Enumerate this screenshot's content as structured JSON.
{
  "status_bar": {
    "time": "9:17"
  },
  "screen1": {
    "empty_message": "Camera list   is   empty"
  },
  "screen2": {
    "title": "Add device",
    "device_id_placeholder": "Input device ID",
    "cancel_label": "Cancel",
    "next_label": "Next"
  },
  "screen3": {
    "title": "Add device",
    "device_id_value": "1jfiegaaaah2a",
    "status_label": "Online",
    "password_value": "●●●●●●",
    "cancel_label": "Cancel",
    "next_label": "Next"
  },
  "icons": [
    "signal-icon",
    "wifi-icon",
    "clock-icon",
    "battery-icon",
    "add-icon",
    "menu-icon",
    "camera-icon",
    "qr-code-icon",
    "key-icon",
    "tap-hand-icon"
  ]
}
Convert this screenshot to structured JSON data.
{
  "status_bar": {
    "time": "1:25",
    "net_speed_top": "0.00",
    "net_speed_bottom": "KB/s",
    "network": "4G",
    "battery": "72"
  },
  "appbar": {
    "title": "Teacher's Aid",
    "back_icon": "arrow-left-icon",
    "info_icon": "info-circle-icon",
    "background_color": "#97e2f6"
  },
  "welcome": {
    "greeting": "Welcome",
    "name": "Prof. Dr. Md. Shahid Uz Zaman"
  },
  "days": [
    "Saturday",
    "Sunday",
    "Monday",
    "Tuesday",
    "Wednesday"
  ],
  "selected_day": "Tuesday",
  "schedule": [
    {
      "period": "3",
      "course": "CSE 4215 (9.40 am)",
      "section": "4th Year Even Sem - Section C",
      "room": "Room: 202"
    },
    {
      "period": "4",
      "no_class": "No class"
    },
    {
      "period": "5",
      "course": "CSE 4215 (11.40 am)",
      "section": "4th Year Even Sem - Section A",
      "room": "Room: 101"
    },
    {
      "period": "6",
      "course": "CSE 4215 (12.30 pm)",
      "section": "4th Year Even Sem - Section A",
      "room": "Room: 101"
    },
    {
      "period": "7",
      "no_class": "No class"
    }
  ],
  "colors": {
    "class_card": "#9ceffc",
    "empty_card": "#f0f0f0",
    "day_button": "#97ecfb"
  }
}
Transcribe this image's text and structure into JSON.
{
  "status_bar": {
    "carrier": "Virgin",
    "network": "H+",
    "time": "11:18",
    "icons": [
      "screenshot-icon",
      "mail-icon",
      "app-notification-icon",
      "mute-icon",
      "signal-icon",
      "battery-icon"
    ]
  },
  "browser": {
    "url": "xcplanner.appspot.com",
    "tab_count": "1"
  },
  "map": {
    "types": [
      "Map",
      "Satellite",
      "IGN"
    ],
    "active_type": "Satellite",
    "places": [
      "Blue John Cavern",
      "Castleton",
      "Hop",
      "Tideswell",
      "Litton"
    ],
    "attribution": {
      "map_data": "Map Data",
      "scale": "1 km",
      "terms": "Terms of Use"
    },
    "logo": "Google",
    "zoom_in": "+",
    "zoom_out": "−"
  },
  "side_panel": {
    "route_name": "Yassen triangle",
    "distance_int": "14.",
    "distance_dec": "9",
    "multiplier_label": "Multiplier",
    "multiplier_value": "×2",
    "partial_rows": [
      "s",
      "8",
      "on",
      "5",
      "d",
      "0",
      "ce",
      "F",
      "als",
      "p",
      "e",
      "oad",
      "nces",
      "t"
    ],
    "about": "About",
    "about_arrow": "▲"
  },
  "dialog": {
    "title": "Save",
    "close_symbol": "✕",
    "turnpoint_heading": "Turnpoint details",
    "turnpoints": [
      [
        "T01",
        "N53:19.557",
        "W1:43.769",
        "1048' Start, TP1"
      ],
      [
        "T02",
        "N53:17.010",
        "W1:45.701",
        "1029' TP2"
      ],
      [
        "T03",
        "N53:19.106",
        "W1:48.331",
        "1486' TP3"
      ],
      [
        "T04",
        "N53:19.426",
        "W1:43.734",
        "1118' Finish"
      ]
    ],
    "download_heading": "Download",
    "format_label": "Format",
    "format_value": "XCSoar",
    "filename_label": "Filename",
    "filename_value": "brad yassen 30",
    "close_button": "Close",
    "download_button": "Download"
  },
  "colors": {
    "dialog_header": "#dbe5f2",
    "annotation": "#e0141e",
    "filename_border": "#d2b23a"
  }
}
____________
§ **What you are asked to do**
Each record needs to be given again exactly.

§ **Solution to this problem**
Enumerate this screenshot's content as structured JSON.
{
  "status_bar": {
    "time": "9:17"
  },
  "screen1": {
    "empty_message": "Camera list   is   empty"
  },
  "screen2": {
    "title": "Add device",
    "device_id_placeholder": "Input device ID",
    "cancel_label": "Cancel",
    "next_label": "Next"
  },
  "screen3": {
    "title": "Add device",
    "device_id_value": "1jfiegaaaah2a",
    "status_label": "Online",
    "password_value": "●●●●●●",
    "cancel_label": "Cancel",
    "next_label": "Next"
  },
  "icons": [
    "signal-icon",
    "wifi-icon",
    "clock-icon",
    "battery-icon",
    "add-icon",
    "menu-icon",
    "camera-icon",
    "qr-code-icon",
    "key-icon",
    "tap-hand-icon"
  ]
}
Convert this screenshot to structured JSON data.
{
  "status_bar": {
    "time": "1:25",
    "net_speed_top": "0.00",
    "net_speed_bottom": "KB/s",
    "network": "4G",
    "battery": "72"
  },
  "appbar": {
    "title": "Teacher's Aid",
    "back_icon": "arrow-left-icon",
    "info_icon": "info-circle-icon",
    "background_color": "#97e2f6"
  },
  "welcome": {
    "greeting": "Welcome",
    "name": "Prof. Dr. Md. Shahid Uz Zaman"
  },
  "days": [
    "Saturday",
    "Sunday",
    "Monday",
    "Tuesday",
    "Wednesday"
  ],
  "selected_day": "Tuesday",
  "schedule": [
    {
      "period": "3",
      "course": "CSE 4215 (9.40 am)",
      "section": "4th Year Even Sem - Section C",
      "room": "Room: 202"
    },
    {
      "period": "4",
      "no_class": "No class"
    },
    {
      "period": "5",
      "course": "CSE 4215 (11.40 am)",
      "section": "4th Year Even Sem - Section A",
      "room": "Room: 101"
    },
    {
      "period": "6",
      "course": "CSE 4215 (12.30 pm)",
      "section": "4th Year Even Sem - Section A",
      "room": "Room: 101"
    },
    {
      "period": "7",
      "no_class": "No class"
    }
  ],
  "colors": {
    "class_card": "#9ceffc",
    "empty_card": "#f0f0f0",
    "day_button": "#97ecfb"
  }
}
Transcribe this image's text and structure into JSON.
{
  "status_bar": {
    "carrier": "Virgin",
    "network": "H+",
    "time": "11:18",
    "icons": [
      "screenshot-icon",
      "mail-icon",
      "app-notification-icon",
      "mute-icon",
      "signal-icon",
      "battery-icon"
    ]
  },
  "browser": {
    "url": "xcplanner.appspot.com",
    "tab_count": "1"
  },
  "map": {
    "types": [
      "Map",
      "Satellite",
      "IGN"
    ],
    "active_type": "Satellite",
    "places": [
      "Blue John Cavern",
      "Castleton",
      "Hop",
      "Tideswell",
      "Litton"
    ],
    "attribution": {
      "map_data": "Map Data",
      "scale": "1 km",
      "terms": "Terms of Use"
    },
    "logo": "Google",
    "zoom_in": "+",
    "zoom_out": "−"
  },
  "side_panel": {
    "route_name": "Yassen triangle",
    "distance_int": "14.",
    "distance_dec": "9",
    "multiplier_label": "Multiplier",
    "multiplier_value": "×2",
    "partial_rows": [
      "s",
      "8",
      "on",
      "5",
      "d",
      "0",
      "ce",
      "F",
      "als",
      "p",
      "e",
      "oad",
      "nces",
      "t"
    ],
    "about": "About",
    "about_arrow": "▲"
  },
  "dialog": {
    "title": "Save",
    "close_symbol": "✕",
    "turnpoint_heading": "Turnpoint details",
    "turnpoints": [
      [
        "T01",
        "N53:19.557",
        "W1:43.769",
        "1048' Start, TP1"
      ],
      [
        "T02",
        "N53:17.010",
        "W1:45.701",
        "1029' TP2"
      ],
      [
        "T03",
        "N53:19.106",
        "W1:48.331",
        "1486' TP3"
      ],
      [
        "T04",
        "N53:19.426",
        "W1:43.734",
        "1118' Finish"
      ]
    ],
    "download_heading": "Download",
    "format_label": "Format",
    "format_value": "XCSoar",
    "filename_label": "Filename",
    "filename_value": "brad yassen 30",
    "close_button": "Close",
    "download_button": "Download"
  },
  "colors": {
    "dialog_header": "#dbe5f2",
    "annotation": "#e0141e",
    "filename_border": "#d2b23a"
  }
}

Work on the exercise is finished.